Kavi Thakore

Thesis title: ‘Cosmopolitan’ Financial Transaction Tax

Start year: 2014

Contact: kavi.thakore-2014@brookes.ac.uk

Supervisor(s): Dr Stephen Hurt

Research topic

My current research agenda broadly falls within the discipline of international political economy (IPE), and it is particularly concerned with questions related to financial regulation and financial governance.

In the aftermath of the 2007-2008 financial crisis taxation of the financial sector, as well as regulation more broadly, has forcefully re-emerged on the European Union (EU) political agenda. Put simply, the EU Financial Transaction Tax (EU FTT) places a very small tax on financial transactions, for example in: shares, bonds and derivatives, between financial institutions. This taxation measure is consistent with the strong message that currently prevails throughout the global economy; that ‘something’ has to be changed in the manner global finance is governed and regulated. My thesis proposes that a move towards a more cosmopolitan conception of the global financial system can provide this change.

The thesis suggests that the EU FTT already displays a number of observable cosmopolitan values. This is due to the fact that most cosmopolitan theorisation, which builds upon the Kantian tradition, focuses on promoting interconnected values such as equality, (social) democracy, transparency, human rights, welfare, accountability, fairness and sustainability, to name but a few. Furthermore, the departing premise of cosmopolitanism supports the idea that justice has to transcend national boundaries and apply equally to all individuals. Moreover, in relation to financial governance, employing a control on capital flows, as a regulatory tool, is a step in the right direction when moving towards a fairer conception of the global political economy as a whole.
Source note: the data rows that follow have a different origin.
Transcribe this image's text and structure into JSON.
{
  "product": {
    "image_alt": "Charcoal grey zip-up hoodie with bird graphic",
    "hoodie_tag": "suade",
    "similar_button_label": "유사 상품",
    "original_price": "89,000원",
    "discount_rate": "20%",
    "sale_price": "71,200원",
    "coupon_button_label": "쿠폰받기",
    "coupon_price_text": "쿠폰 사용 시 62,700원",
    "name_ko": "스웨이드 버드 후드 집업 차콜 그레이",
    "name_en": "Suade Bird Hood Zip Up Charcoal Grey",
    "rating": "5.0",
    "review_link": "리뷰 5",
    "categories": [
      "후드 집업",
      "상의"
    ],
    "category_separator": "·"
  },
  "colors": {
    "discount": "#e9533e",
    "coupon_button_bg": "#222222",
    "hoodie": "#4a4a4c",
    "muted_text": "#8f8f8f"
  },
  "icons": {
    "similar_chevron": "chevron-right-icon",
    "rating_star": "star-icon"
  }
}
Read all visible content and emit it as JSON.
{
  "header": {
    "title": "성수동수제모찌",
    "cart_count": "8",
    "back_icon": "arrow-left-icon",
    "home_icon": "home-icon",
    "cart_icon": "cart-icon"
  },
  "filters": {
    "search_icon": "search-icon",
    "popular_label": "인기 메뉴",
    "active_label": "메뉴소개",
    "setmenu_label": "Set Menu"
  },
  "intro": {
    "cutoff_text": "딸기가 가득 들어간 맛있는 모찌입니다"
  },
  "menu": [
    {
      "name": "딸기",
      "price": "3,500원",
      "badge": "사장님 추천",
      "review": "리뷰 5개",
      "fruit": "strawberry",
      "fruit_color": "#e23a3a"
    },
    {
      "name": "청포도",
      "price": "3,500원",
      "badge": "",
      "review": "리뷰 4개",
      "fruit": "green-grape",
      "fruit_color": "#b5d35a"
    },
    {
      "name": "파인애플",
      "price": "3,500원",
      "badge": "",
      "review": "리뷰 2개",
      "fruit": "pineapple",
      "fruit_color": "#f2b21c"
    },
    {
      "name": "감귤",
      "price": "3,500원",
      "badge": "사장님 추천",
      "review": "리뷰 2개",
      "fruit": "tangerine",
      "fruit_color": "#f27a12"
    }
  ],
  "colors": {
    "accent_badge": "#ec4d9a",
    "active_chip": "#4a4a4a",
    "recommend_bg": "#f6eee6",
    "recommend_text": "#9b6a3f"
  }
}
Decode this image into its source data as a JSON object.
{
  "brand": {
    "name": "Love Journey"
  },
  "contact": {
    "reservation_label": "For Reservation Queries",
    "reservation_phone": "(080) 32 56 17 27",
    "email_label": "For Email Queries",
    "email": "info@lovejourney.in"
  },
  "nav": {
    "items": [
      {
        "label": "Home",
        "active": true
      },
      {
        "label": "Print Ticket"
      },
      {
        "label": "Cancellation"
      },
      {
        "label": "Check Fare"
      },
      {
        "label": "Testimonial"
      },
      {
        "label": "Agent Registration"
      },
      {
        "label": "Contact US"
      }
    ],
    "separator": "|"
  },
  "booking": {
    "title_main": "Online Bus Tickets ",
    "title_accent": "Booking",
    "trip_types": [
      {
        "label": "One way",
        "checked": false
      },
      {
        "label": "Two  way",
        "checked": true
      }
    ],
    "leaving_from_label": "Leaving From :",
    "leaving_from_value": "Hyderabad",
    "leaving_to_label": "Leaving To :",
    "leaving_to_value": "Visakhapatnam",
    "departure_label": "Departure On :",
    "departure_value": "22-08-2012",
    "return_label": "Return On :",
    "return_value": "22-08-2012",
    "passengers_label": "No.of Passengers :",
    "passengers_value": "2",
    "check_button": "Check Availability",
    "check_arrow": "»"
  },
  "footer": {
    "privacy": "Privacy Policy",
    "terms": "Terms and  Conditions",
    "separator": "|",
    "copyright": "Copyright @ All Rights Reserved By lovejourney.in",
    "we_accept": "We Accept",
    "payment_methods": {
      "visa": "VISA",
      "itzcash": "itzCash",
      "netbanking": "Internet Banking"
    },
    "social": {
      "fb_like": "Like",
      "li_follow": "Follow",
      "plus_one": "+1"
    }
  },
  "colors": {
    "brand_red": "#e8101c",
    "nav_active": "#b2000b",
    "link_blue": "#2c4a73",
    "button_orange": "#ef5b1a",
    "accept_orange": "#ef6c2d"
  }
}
Some research combining these cosmopolitan values and finance has been undertaken, however at present this research area remains underdeveloped, particularly in regard to an empirical study. Therefore, the thesis aims to build upon the work of cosmopolitan scholars by making an original contribution to the existing literature concerning finance and cosmopolitanism. This will be undertaken through the examination of whether finance can start to be better regulated by an EU FTT so as to provide cosmopolitan values like social welfare, equality and democratic accountability.

By empirically testing this normative framework, the investigation seeks to evaluate the viability of a cosmopolitan approach to the EU FTT. In doing so, my research has five broad aims, which will uncover:

  1. How the EU has reached this stage in the process;
  2. What role key actors as well as specific stakeholders, activists and organisations have had on the dialogue, debate and campaign;
  3. How obstacles, challenges and problems have been overcome in the negotiations;
  4. Which elements of the EU FTT strongly correlate with the aforementioned cosmopolitan values; and,
  5. Whether this regulatory mechanism provides a blueprint for the transformation of society more broadly.


Cosmopolitanism, Financial Regulation, European Union (EU), (Global) Financial Governance, Taxation, Capital Flows, Financial Transaction Tax (FTT), Speculation, Justice, Equality.

General research interests

Welfare Capitalism, Free Market Capitalism, International Political Economy (IPE), Social Democracy, Nation-States and Markets, Global Governance, Welfare State, Inequality, IPE Theory, Keynesianism, Finance, Banking, Individualism.

Academic school / department

School of Law and Social Sciences

Further details

Academic and professional training

  • MA International Law and International Relations, Oxford Brookes University, Graduated 2013
  • BA (Hons) History, Oxford Brookes University, Graduated 2012